To give the Owner the ability to single-handedly sail Bellatrix and enjoy short-duration family cruises without professional crew, we selected an in-boom mainsail furling system and two roller-furling headsails. The mainsail can be hoisted via joystick actuation at the port helm station, as the mandrel and main halyard "line management system" winch are both hydraulically actuated. Bellatrix also has a hydraulically activated mainsheet, jibsheets and traveler. This allows the helmsman to steer the yacht and set and trim the sails from the helm stations. Bellatrix also has a radar screen and charting screen at each wheel so all the navigational functions may also be accomplished from the helm.


It is rare to get the opportunity to build a true first-class yacht for an owner whose primary concern is quality. Every piece of equipment or material in Bellatrix is the best available for its intended use. Yachts of this caliber are a source of pride to the Owner as well as to us at NEB, but construction of such a vessel is a demanding endeavor. New England Boatworks was challenged to build a light boat that was also quiet. We had to engineer systems normally found in much larger yachts into a 74-footer, and find a way to balance the space requirements of the hull structure and rig with those of the interior accommodations.

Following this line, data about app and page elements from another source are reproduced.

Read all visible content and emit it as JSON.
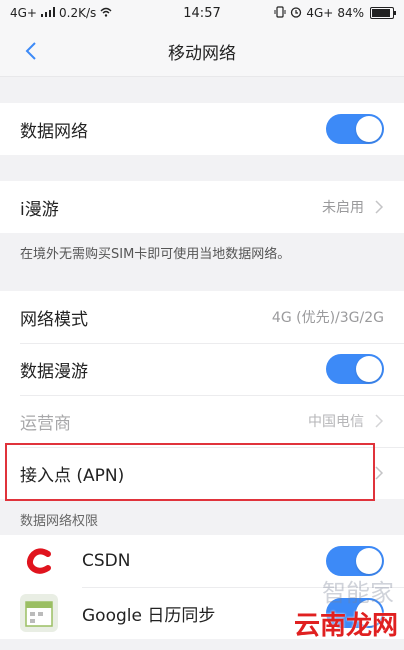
{
  "status_bar": {
    "signal": "4G+",
    "speed": "0.2K/s",
    "time": "14:57",
    "network_right": "4G+",
    "battery": "84%"
  },
  "nav": {
    "title": "移动网络"
  },
  "rows": {
    "mobile_data": {
      "label": "数据网络",
      "enabled": true
    },
    "iroaming": {
      "label": "i漫游",
      "value": "未启用"
    },
    "iroaming_desc": "在境外无需购买SIM卡即可使用当地数据网络。",
    "network_mode": {
      "label": "网络模式",
      "value": "4G (优先)/3G/2G"
    },
    "data_roaming": {
      "label": "数据漫游",
      "enabled": true
    },
    "carrier": {
      "label": "运营商",
      "value": "中国电信"
    },
    "apn": {
      "label": "接入点 (APN)"
    }
  },
  "permissions": {
    "header": "数据网络权限",
    "apps": [
      {
        "name": "CSDN",
        "enabled": true
      },
      {
        "name": "Google 日历同步",
        "enabled": true
      }
    ]
  },
  "watermark": {
    "text": "云南龙网",
    "faint": "智能家"
  },
  "colors": {
    "accent": "#3d8af7",
    "highlight": "#e0333b",
    "background": "#f2f2f4"
  }
}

Sound deadening requires mass which equals weight. Sailing performance and the requirement that Bellatrix be lifted by cranes onto the mothership demanded a light, strong structure. To this end, we worked with SP Systems which supplied all pre-preg material and engineering for the yacht. The latest raceboat materials and process were used in building the hull structure, but in many cases these materials were covered with heavy material designed to reduce structure-borne noise and vibration. While one may question the use of lightweight materials if they are only to be made heavy, we would suggest that this requirement made high modulus materials even more important, because they still result in a stronger, stiffer yacht with more weight in the keel where it belongs.

Possibly our biggest challenge was that machinery space was at a premium. Bellatrix has transom doors, inverters, a generator, 20 hydraulic functions, a tender bay, a disappearing anchor roller, a large retracting thruster and pushbutton sailing systems normally found in yachts over 100 feet. The challenge of fitting all of this equipment plus adequate tankage in a relatively light displacement hull was a difficult one. Most of the equipment is centrally located under the main salon sole. There is scarcely 700 millimeters of vertical height in this space above the keel structure, so access is tight. We worked very hard at laying out equipment so that it would be serviceable yet compact.

While the above may suggest that Bellatrix's accommodation is rather tight, the reverse is true. There are only two staterooms in the yacht, each with large comfortable heads. Indeed, one has a large bathtub. Passage forward and aft is easy and the main salon is a large, open space. Nevertheless, construction of any cruising yacht and particularly this one, involves careful integration of the structure and the accommodation. For example, the mast passes through the main salon just forward of a fully functioning wood stove. The location of the tender requires that there is no upper rudder bearing in the normal sense, and there is a large passage door 5 inches to starboard of the forward lift point attachment. There is also a hull window inches from the chainplates.

The challenge of the architect, the engineers and the builder is to balance requirements that often conflict. That all of these challenges were successfully met is what makes Bellatrix a unique sailing yacht.